*** Opening of DATA TO PROCESS ***

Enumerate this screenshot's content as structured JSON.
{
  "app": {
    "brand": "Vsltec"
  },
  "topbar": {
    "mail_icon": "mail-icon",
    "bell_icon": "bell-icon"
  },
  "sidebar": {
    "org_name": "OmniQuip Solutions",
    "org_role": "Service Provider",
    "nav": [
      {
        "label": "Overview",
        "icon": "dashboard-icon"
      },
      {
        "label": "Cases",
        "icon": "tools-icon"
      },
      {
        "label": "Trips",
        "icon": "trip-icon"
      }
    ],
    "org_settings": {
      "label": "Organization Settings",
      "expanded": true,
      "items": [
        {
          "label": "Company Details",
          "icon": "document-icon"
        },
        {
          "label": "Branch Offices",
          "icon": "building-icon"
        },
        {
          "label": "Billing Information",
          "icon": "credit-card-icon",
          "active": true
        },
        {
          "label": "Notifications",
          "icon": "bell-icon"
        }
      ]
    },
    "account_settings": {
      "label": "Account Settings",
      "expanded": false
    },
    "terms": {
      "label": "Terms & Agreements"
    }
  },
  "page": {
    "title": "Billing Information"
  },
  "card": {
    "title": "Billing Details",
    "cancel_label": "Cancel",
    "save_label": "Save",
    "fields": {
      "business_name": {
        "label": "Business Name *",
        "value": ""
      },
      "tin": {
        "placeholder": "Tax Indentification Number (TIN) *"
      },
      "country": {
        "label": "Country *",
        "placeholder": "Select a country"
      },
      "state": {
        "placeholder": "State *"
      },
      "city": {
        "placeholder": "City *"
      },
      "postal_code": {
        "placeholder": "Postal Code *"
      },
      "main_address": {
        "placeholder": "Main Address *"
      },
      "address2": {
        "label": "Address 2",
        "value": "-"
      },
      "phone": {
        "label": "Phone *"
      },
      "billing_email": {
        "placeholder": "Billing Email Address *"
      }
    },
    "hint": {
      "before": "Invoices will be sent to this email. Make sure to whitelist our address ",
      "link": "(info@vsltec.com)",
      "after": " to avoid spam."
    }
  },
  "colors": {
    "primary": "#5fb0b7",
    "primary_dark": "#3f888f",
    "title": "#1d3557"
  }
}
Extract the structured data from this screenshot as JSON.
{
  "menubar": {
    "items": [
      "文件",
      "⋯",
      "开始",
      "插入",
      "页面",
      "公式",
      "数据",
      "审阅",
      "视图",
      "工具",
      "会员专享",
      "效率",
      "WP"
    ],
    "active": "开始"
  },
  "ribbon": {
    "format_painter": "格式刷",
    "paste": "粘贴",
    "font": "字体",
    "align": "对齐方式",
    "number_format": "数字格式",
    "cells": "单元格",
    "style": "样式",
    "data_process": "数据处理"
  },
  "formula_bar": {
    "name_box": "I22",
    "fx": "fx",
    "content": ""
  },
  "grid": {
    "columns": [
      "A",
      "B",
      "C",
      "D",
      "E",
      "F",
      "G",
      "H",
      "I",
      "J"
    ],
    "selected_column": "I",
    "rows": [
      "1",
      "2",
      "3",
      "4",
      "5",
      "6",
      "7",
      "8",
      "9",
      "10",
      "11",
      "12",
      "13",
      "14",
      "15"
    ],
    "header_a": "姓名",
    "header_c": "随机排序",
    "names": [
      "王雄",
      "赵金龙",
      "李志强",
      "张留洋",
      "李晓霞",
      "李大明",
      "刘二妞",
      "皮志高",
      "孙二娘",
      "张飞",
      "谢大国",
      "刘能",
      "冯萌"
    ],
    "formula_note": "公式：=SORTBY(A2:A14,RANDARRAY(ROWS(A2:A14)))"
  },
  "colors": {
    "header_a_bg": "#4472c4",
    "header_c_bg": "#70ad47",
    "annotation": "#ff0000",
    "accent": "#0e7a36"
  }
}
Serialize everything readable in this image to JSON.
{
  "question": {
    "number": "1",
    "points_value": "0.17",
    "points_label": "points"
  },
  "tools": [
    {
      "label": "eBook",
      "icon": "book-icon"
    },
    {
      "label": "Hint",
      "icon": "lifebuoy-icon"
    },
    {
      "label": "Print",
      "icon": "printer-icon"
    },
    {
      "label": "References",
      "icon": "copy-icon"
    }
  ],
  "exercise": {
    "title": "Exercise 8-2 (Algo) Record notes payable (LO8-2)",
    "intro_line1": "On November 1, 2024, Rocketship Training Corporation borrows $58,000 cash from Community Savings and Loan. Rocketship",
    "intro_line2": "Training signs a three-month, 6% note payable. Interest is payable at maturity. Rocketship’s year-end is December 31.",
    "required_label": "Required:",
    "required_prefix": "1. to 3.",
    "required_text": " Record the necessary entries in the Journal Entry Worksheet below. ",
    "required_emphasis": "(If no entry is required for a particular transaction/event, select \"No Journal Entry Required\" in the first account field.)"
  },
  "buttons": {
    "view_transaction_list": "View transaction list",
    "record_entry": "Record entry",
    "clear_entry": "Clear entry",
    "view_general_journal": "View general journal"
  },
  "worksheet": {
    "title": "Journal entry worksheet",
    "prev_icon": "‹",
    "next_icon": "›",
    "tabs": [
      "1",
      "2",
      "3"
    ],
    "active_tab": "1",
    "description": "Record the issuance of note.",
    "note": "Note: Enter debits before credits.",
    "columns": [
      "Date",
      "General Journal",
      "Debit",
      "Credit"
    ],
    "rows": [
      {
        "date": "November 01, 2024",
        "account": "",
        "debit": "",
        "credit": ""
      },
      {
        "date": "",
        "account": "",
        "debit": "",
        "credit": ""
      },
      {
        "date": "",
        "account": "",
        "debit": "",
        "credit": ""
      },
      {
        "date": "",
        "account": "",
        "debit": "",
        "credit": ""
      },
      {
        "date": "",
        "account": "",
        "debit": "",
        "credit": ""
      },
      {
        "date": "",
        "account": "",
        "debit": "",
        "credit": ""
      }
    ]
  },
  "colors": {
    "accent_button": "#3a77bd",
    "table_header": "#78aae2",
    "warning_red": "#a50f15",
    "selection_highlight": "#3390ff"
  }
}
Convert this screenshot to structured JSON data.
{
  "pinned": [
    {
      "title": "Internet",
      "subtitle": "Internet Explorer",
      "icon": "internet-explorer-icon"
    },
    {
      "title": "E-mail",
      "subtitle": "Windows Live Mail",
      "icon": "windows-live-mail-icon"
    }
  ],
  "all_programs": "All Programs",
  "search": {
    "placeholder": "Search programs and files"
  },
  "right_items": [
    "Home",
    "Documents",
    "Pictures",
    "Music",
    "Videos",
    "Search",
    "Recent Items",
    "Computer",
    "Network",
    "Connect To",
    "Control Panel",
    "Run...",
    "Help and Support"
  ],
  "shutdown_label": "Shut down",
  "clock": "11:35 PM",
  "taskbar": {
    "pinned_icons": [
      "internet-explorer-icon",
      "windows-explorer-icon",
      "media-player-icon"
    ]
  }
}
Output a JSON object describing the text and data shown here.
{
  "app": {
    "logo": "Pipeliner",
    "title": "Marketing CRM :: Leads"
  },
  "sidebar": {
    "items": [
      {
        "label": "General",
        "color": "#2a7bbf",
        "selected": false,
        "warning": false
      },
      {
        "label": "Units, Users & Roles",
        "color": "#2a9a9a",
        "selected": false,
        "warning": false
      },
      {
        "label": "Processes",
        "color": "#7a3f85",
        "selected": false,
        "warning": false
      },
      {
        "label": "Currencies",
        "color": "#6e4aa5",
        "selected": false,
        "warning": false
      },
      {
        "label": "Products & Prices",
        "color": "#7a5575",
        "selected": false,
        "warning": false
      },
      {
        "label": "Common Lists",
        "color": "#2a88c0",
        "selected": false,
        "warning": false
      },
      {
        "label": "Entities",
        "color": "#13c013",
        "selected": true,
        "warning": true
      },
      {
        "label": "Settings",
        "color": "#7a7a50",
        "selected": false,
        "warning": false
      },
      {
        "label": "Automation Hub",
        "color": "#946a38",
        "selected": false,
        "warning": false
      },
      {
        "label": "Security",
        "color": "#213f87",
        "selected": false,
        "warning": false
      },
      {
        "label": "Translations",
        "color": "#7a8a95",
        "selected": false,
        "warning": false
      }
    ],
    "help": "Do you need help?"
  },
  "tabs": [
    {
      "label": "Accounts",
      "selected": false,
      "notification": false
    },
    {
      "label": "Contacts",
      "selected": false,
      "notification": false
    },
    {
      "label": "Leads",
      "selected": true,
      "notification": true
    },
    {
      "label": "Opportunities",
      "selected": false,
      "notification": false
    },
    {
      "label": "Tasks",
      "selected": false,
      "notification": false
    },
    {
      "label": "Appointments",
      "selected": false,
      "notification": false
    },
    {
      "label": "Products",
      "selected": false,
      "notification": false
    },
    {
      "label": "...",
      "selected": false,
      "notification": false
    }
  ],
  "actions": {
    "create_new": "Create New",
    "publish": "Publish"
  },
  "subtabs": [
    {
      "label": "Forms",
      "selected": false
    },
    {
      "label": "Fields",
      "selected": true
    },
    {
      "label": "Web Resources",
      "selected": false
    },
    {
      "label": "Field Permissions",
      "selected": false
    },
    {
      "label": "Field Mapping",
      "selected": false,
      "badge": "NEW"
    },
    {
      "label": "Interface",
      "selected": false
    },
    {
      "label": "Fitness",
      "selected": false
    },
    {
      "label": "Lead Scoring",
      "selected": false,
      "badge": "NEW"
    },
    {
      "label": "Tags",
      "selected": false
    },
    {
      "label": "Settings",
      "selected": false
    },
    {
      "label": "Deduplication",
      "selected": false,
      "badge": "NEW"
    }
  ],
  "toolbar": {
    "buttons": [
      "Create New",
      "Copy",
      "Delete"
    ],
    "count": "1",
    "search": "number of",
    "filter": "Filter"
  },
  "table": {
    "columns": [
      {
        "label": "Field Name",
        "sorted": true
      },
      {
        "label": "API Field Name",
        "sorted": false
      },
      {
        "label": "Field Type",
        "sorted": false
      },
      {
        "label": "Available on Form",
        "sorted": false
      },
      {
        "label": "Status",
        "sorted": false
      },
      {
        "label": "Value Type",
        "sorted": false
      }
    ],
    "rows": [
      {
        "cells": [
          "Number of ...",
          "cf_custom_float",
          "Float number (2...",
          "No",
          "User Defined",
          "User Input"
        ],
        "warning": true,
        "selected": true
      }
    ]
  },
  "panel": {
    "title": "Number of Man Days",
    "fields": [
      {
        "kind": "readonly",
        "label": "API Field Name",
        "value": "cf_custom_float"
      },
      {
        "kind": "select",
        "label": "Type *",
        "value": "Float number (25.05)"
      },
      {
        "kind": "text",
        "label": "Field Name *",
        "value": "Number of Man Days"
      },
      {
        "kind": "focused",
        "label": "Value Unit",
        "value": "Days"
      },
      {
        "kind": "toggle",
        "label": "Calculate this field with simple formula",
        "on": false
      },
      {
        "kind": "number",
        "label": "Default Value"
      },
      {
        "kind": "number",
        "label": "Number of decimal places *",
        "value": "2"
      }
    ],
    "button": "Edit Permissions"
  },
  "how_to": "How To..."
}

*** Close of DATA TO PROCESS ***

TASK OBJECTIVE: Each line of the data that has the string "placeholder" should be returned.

SOLUTION TO THE EXERCISE:
        "placeholder": "Tax Indentification Number (TIN) *"
        "placeholder": "Select a country"
        "placeholder": "State *"
        "placeholder": "City *"
        "placeholder": "Postal Code *"
        "placeholder": "Main Address *"
        "placeholder": "Billing Email Address *"
    "placeholder": "Search programs and files"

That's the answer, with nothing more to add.